0.037 gram bit, decent signal, not surface
I argue however that for anyone else, anyone else but the most committed power users, that the GPX 6000 is the better choice. I’ve said I have no issue hunting with GPZ owners as a 6000 user. I’ll now go a step farther, and say that as far as I am concerned, stock detector to stock detector.... I think I have the edge on the GPZ user for finding gold in the U.S.
The GPX 6000 out of box will clearly and easily hit small gold targets the GPZ 7000 misses entirely, with performance more like GPZ users experience when running a small aftermarket coil.
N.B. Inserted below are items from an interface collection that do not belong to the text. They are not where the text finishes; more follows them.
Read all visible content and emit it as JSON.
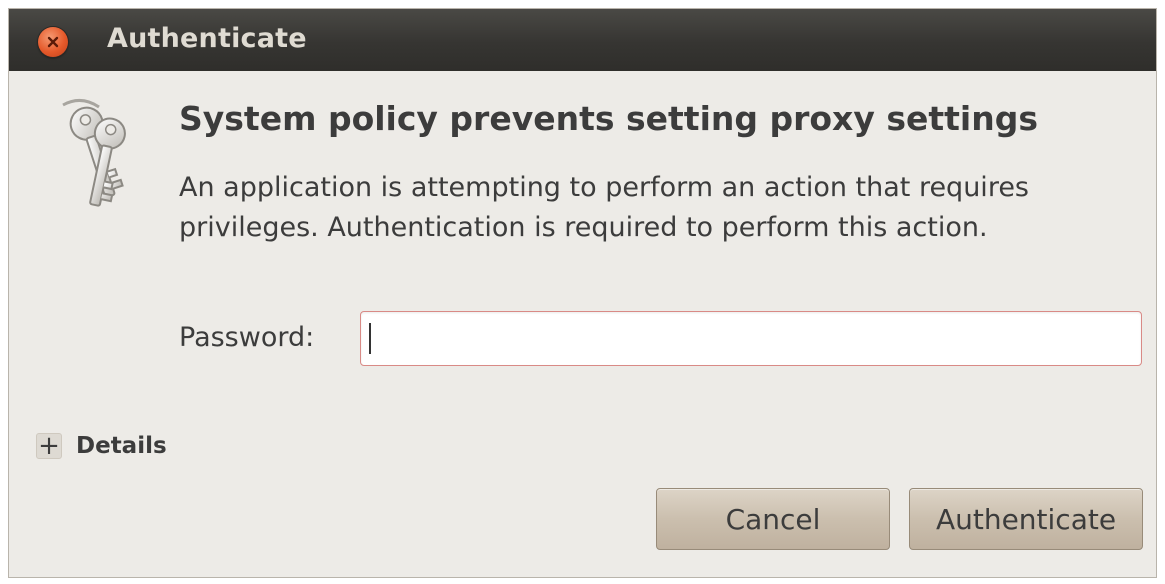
{
  "window": {
    "title": "Authenticate"
  },
  "dialog": {
    "icon": "keys-icon",
    "heading": "System policy prevents setting proxy settings",
    "message": "An application is attempting to perform an action that requires privileges. Authentication is required to perform this action.",
    "password_label": "Password:",
    "password_value": "",
    "details_symbol": "+",
    "details_label": "Details"
  },
  "buttons": {
    "cancel_label": "Cancel",
    "authenticate_label": "Authenticate"
  },
  "colors": {
    "titlebar": "#363532",
    "close_button": "#e5592a",
    "dialog_bg": "#edebe7",
    "input_border": "#d98a86",
    "button_bg": "#cbbfae"
  }
}
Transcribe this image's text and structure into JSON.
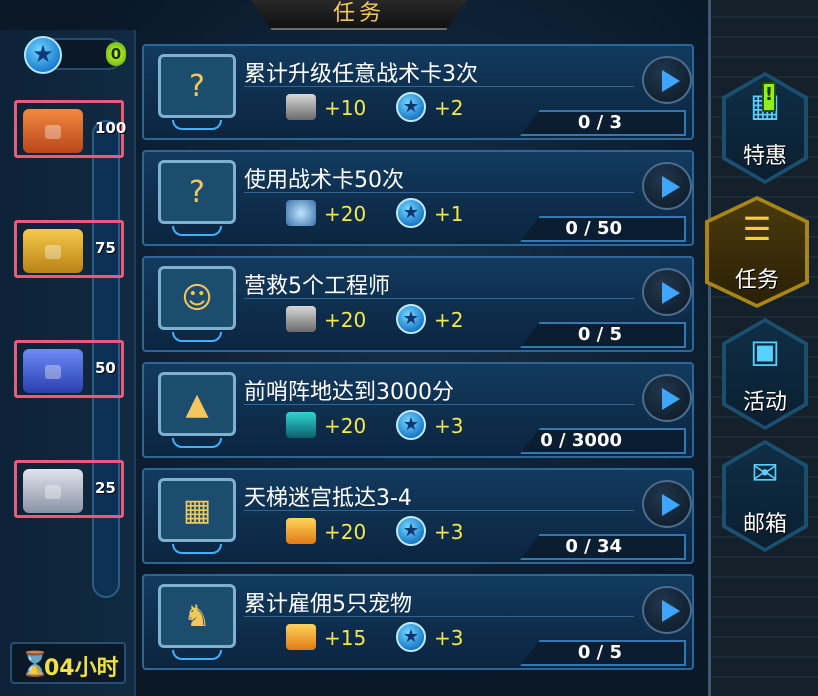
{
  "title": "任务",
  "stars": {
    "count": "0"
  },
  "chests": [
    {
      "mark": "100",
      "color": "orange"
    },
    {
      "mark": "75",
      "color": "gold"
    },
    {
      "mark": "50",
      "color": "blue"
    },
    {
      "mark": "25",
      "color": "silver"
    }
  ],
  "timer": {
    "hourglass": "⌛",
    "text": "04小时"
  },
  "missions": [
    {
      "title": "累计升级任意战术卡3次",
      "icon": "question-mark-icon",
      "reward1": {
        "icon": "device-icon",
        "text": "+10"
      },
      "reward2": {
        "icon": "star-icon",
        "text": "+2"
      },
      "progress": "0 / 3",
      "progress_fraction": 0
    },
    {
      "title": "使用战术卡50次",
      "icon": "question-mark-icon",
      "reward1": {
        "icon": "coin-icon",
        "text": "+20"
      },
      "reward2": {
        "icon": "star-icon",
        "text": "+1"
      },
      "progress": "0 / 50",
      "progress_fraction": 0
    },
    {
      "title": "营救5个工程师",
      "icon": "engineer-portrait-icon",
      "reward1": {
        "icon": "device-icon",
        "text": "+20"
      },
      "reward2": {
        "icon": "star-icon",
        "text": "+2"
      },
      "progress": "0 / 5",
      "progress_fraction": 0
    },
    {
      "title": "前哨阵地达到3000分",
      "icon": "outpost-icon",
      "reward1": {
        "icon": "weapon-crate-icon",
        "text": "+20"
      },
      "reward2": {
        "icon": "star-icon",
        "text": "+3"
      },
      "progress": "0 / 3000",
      "progress_fraction": 0
    },
    {
      "title": "天梯迷宫抵达3-4",
      "icon": "maze-icon",
      "reward1": {
        "icon": "gem-icon",
        "text": "+20"
      },
      "reward2": {
        "icon": "star-icon",
        "text": "+3"
      },
      "progress": "0 / 34",
      "progress_fraction": 0
    },
    {
      "title": "累计雇佣5只宠物",
      "icon": "pet-icon",
      "reward1": {
        "icon": "gem-icon",
        "text": "+15"
      },
      "reward2": {
        "icon": "star-icon",
        "text": "+3"
      },
      "progress": "0 / 5",
      "progress_fraction": 0
    }
  ],
  "nav": [
    {
      "label": "特惠",
      "icon": "calendar-icon",
      "active": false,
      "alert": "!"
    },
    {
      "label": "任务",
      "icon": "task-list-icon",
      "active": true
    },
    {
      "label": "活动",
      "icon": "gift-icon",
      "active": false
    },
    {
      "label": "邮箱",
      "icon": "mail-icon",
      "active": false
    }
  ],
  "colors": {
    "reward_text": "#f5e94c",
    "chest_orange": "#e2672b",
    "chest_gold": "#e3ac2c",
    "chest_blue": "#3b5fe0",
    "chest_silver": "#b2b9c8",
    "highlight_border": "#f0587a",
    "active_nav": "#a88516"
  }
}
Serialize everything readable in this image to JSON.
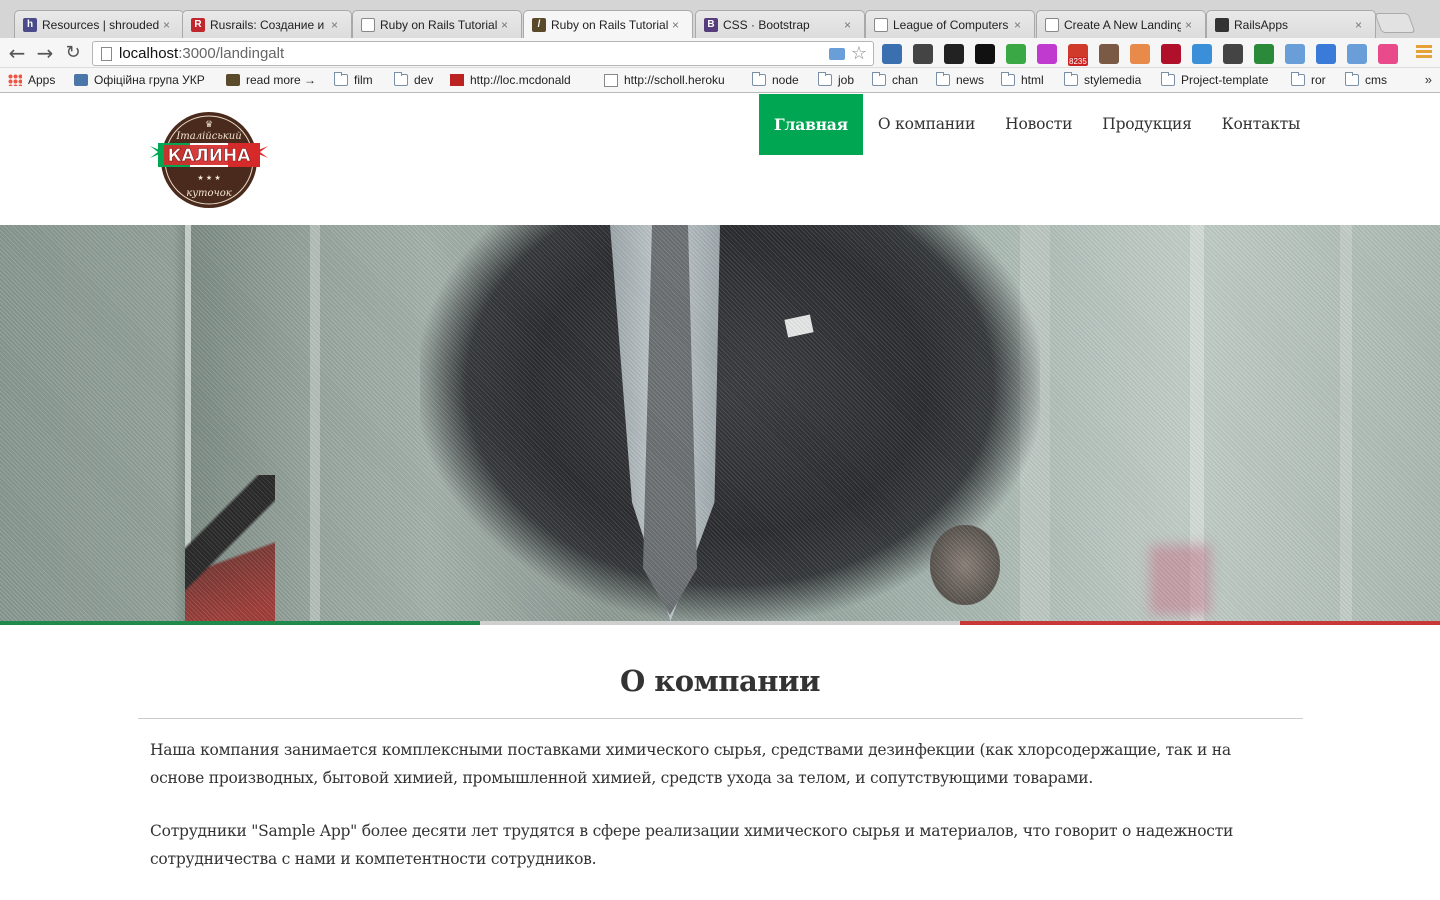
{
  "browser": {
    "tabs": [
      {
        "title": "Resources | shrouded",
        "icon": "hackpad-icon",
        "color": "#4b4b8c",
        "glyph": "h"
      },
      {
        "title": "Rusrails: Создание и",
        "icon": "rusrails-icon",
        "color": "#c0272d",
        "glyph": "R"
      },
      {
        "title": "Ruby on Rails Tutorial",
        "icon": "document-icon",
        "color": "#ffffff",
        "glyph": ""
      },
      {
        "title": "Ruby on Rails Tutorial",
        "icon": "railstutorial-icon",
        "color": "#5a4a2a",
        "glyph": "/"
      },
      {
        "title": "CSS · Bootstrap",
        "icon": "bootstrap-icon",
        "color": "#563d7c",
        "glyph": "B"
      },
      {
        "title": "League of Computers",
        "icon": "document-icon",
        "color": "#ffffff",
        "glyph": ""
      },
      {
        "title": "Create A New Landing",
        "icon": "document-icon",
        "color": "#ffffff",
        "glyph": ""
      },
      {
        "title": "RailsApps",
        "icon": "railsapps-icon",
        "color": "#333333",
        "glyph": ""
      }
    ],
    "active_tab": 3,
    "close_glyph": "×",
    "url_host": "localhost",
    "url_rest": ":3000/landingalt",
    "bookmarks": [
      {
        "label": "Apps",
        "icon": "apps-grid-icon"
      },
      {
        "label": "Офіційна група УКР",
        "icon": "vk-icon"
      },
      {
        "label": "read more →",
        "icon": "railstutorial-icon"
      },
      {
        "label": "film",
        "icon": "folder-icon"
      },
      {
        "label": "dev",
        "icon": "folder-icon"
      },
      {
        "label": "http://loc.mcdonald",
        "icon": "mcdonalds-icon"
      },
      {
        "label": "http://scholl.heroku",
        "icon": "document-icon"
      },
      {
        "label": "node",
        "icon": "folder-icon"
      },
      {
        "label": "job",
        "icon": "folder-icon"
      },
      {
        "label": "chan",
        "icon": "folder-icon"
      },
      {
        "label": "news",
        "icon": "folder-icon"
      },
      {
        "label": "html",
        "icon": "folder-icon"
      },
      {
        "label": "stylemedia",
        "icon": "folder-icon"
      },
      {
        "label": "Project-template",
        "icon": "folder-icon"
      },
      {
        "label": "ror",
        "icon": "folder-icon"
      },
      {
        "label": "cms",
        "icon": "folder-icon"
      }
    ],
    "bookmarks_overflow": "»",
    "extensions": [
      {
        "icon": "new-badge-extension-icon",
        "color": "#3a6fb0"
      },
      {
        "icon": "eyedropper-extension-icon",
        "color": "#444444"
      },
      {
        "icon": "window-resizer-extension-icon",
        "color": "#222222"
      },
      {
        "icon": "stocks-extension-icon",
        "color": "#111111"
      },
      {
        "icon": "refresh-extension-icon",
        "color": "#3aa845"
      },
      {
        "icon": "color-picker-extension-icon",
        "color": "#c13ad0"
      },
      {
        "icon": "gmail-checker-extension-icon",
        "color": "#d03a2a",
        "badge": "8235"
      },
      {
        "icon": "instagram-extension-icon",
        "color": "#7a5a44"
      },
      {
        "icon": "analytics-extension-icon",
        "color": "#e88a4a"
      },
      {
        "icon": "evernote-extension-icon",
        "color": "#b0102a"
      },
      {
        "icon": "translate-extension-icon",
        "color": "#3a8fd8"
      },
      {
        "icon": "settings-extension-icon",
        "color": "#444444"
      },
      {
        "icon": "bw-extension-icon",
        "color": "#2a8a3a"
      },
      {
        "icon": "tab-extension-icon",
        "color": "#6a9ed8"
      },
      {
        "icon": "link-extension-icon",
        "color": "#3a7ad8"
      },
      {
        "icon": "folder-extension-icon",
        "color": "#6a9ed8"
      },
      {
        "icon": "rainbow-extension-icon",
        "color": "#e84a8a"
      }
    ]
  },
  "site": {
    "logo": {
      "top": "Італійський",
      "main": "КАЛИНА",
      "bottom": "куточок"
    },
    "nav": [
      "Главная",
      "О компании",
      "Новости",
      "Продукция",
      "Контакты"
    ],
    "nav_active": 0,
    "accent": "#00a651",
    "flag_colors": [
      "#1f8a4c",
      "#cfcfcf",
      "#c93838"
    ],
    "section_title": "О компании",
    "paragraphs": [
      "Наша компания занимается комплексными поставками химического сырья, средствами дезинфекции (как хлорсодержащие, так и на основе производных, бытовой химией, промышленной химией, средств ухода за телом, и сопутствующими товарами.",
      "Сотрудники \"Sample App\" более десяти лет трудятся в сфере реализации химического сырья и материалов, что говорит о надежности сотрудничества с нами и компетентности сотрудников."
    ]
  }
}
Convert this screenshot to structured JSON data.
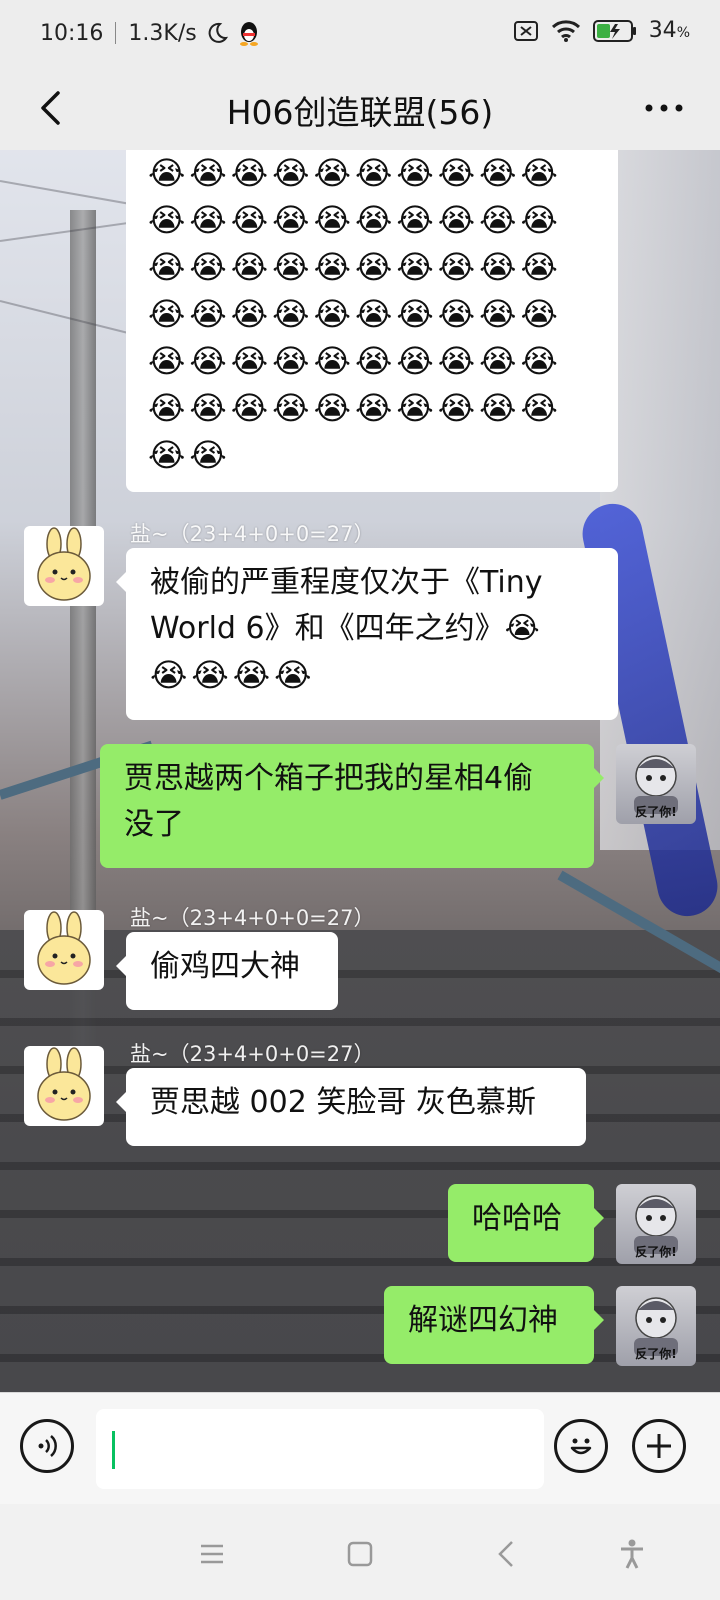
{
  "status_bar": {
    "time": "10:16",
    "speed": "1.3K/s",
    "battery": "34",
    "battery_unit": "%"
  },
  "header": {
    "title": "H06创造联盟(56)",
    "back_icon": "chevron-left-icon",
    "more_icon": "more-dots-icon"
  },
  "messages": [
    {
      "side": "left",
      "type": "emoji-block",
      "rows": [
        "😭😭😭😭😭😭😭😭😭😭",
        "😭😭😭😭😭😭😭😭😭😭",
        "😭😭😭😭😭😭😭😭😭😭",
        "😭😭😭😭😭😭😭😭😭😭",
        "😭😭😭😭😭😭😭😭😭😭",
        "😭😭😭😭😭😭😭😭😭😭",
        "😭😭"
      ]
    },
    {
      "side": "left",
      "sender": "盐~（23+4+0+0=27）",
      "line1": "被偷的严重程度仅次于《Tiny",
      "line2": "World 6》和《四年之约》😭",
      "line3": "😭😭😭😭"
    },
    {
      "side": "right",
      "line1": "贾思越两个箱子把我的星相4偷",
      "line2": "没了"
    },
    {
      "side": "left",
      "sender": "盐~（23+4+0+0=27）",
      "text": "偷鸡四大神"
    },
    {
      "side": "left",
      "sender": "盐~（23+4+0+0=27）",
      "text": "贾思越 002 笑脸哥 灰色慕斯"
    },
    {
      "side": "right",
      "text": "哈哈哈"
    },
    {
      "side": "right",
      "text": "解谜四幻神"
    }
  ],
  "avatar_caption": "反了你!",
  "input_bar": {
    "value": "",
    "voice_icon": "voice-icon",
    "emoji_icon": "smiley-icon",
    "plus_icon": "plus-icon"
  },
  "nav_bar": {
    "menu_icon": "menu-icon",
    "home_icon": "home-square-icon",
    "back_icon": "back-triangle-icon",
    "accessibility_icon": "accessibility-icon"
  }
}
The GPZ can match or exceed the 6000 on small gold with the use of the aftermarket coils, but you have to invest even deeper than the already large $2000 differential. The GPX 6000 with the 11” mono is close to Gold Monster sensitivity, though a smaller coil is needed to really make that obvious.
Further, the 6000, even without the DD coil, handles salt ground better than the GPZ 7000. Finally, the 17” mono can be added to the 6000 and still be under the price of the GPZ 7000, so you have a three coil machine for less than the single coil GPZ costs. The 17” mono is almost as hot on small gold as the 11” mono, while giving excellent depth on the larger stuff. It's light weight, and small gold capability, make this a near perfect patch hunting coil.
To sum up, if dropped on random locations in the United States, and I have to go with one of these machines, and my buddy gets the one I do not choose... he can have the stock 7000, I’ll take the 6000. I honestly think it’s my better choice for getting the most gold signals out of the majority U.S. ground.
Just my opinion, and feel free to argue otherwise. But from what I saw the last couple days, I have nothing to fear from going head to head with GPZ operators in U.S. ground. If anything, I think I have the edge. Toss in aftermarket coils and that changes, but stick to stock, I’ll choose GPX 6000 every time, not just for ergonomics, but for actual performance. If the gold in the photo below is your bread and butter, the GPX 6000 is a great way to go.
GPX 6000 Initial Report
Full manual sensitivity with threshold, low mineral setting, external speaker employed (no headphones):
5.68 grams added to 6000 running total, 27.26 grams
Minelab GPX 6000 Data & Reviews
Minelab GPX 6000 Accessories and Spare Parts
Minelab GPX 6000 Owner’s Manual
By Steve Herschbach
Out detecting with mates and took the opportunity to have a play with the new GPX 6000, and matched it against the older GPX 5000. Not a like for like comparison as the 5000 had a 12 x 8" Evo coil on it, but the results were interesting anyway....
A bit of a 'non-scientific' test of the two machines, to see how the new GPX 6000 performs. Done using two small nuggets and a sliding rod.. bit of fun!
It’s exciting when a new detector emerges, none more so than a new top notch gold getting machine from Minelab and the new GPX 6000 is as exciting as it gets. Just a little reminder about the virtues of the GPZ/14” an older brother he may be a little thick in the middle but this heavyweight can still sniff out a few crumbs in the pounded terrain in the desert of Gold Basin Arizona, from a few recent hunts.